The biotech industry has thrown its support behind thebill "because it affects access to new technology," saidDavid Foster, a Genzyme spokesman.

A study published in the Oct. 25, 1995, Journal of theAmerican Medical Association showed that fewerAmericans are adequately insured for the cost ofcatastrophic illness. As catastrophic costs have gone up,private health insurance plans have not kept up with thepace. The study's authors estimated that 29 millionpeople under the age of 65 are underinsured for acatastrophic illness, up 50 percent from the estimatecontained in a similar study published 10 years ago.

According to a report cited by Genzyme (1993 NationalUnderwriters Life & Health: Financial Services Edition),many health insurers are increasing the lifetime caps onthe health policies from $1 million to $2 million andsometimes even $5 million to offer their subscriberspeace of mind. From an actuarial point of view, increasedpremium costs are trivial, according to the company.

In a Nov. 28, 1995, letter to Jeffords, the biotechorganizations and chronic disease patient advocatesargued that eliminating lifetime caps was warranted on anumber of points. A $1 million cap set in 1979 is worth$10 million to $15 million today. Those insurancecompanies that have raised their caps to $6 million oreliminated them altogether have reported only "trivialincreases in their premium costs . . ." stated the letter.

The organizations estimated that 10,000 patients willexceed their lifetime caps in the next five years. Thealternative is often seeking Medicaid coverage. "Whilewaiting for a determination of [Medicaid] eligibility,many patients are forced to go without medical treatmentof their serious conditions."
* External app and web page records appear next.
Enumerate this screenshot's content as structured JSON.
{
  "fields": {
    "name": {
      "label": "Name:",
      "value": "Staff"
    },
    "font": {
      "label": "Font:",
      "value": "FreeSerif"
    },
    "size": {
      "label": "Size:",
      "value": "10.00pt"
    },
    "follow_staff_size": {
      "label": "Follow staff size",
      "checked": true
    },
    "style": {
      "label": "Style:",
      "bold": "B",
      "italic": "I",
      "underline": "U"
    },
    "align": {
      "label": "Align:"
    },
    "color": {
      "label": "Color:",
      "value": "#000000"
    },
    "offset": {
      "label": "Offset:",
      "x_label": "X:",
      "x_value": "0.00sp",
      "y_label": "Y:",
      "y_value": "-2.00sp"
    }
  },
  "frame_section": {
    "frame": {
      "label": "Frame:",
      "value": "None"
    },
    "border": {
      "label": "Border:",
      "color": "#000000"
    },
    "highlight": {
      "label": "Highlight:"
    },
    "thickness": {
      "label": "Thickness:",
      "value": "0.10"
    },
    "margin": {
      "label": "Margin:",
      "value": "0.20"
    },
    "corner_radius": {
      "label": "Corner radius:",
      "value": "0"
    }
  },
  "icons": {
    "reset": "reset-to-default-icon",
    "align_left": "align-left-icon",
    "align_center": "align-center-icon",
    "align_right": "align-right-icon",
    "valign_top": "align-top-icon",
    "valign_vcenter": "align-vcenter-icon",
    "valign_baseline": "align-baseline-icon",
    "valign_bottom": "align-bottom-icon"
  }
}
Jeffords will offer his bill as the floor amendment tohealth insurance market reform legislation sponsored bySens. Nancy Kassebaum (R-Kan.) and Edward Kennedy(D-Mass.). Their bill, the Health Insurance Reform Act(S. 1028), addresses two major concerns about the privatehealth insurance market. Permitting individuals totransfer their insurance from one job to another _portability of coverage _ will prevent gaps in care. Thebill also prohibits insurers from excluding individualsfrom coverage because of preexisting conditions. S. 1028was unanimously reported out of the Senate Labor andHuman Resources Committee in August. No date forfloor action has been set. n

-- Michele L. Robinson Washington Editor

(c) 1997 American Health Consultants. All rights reserved.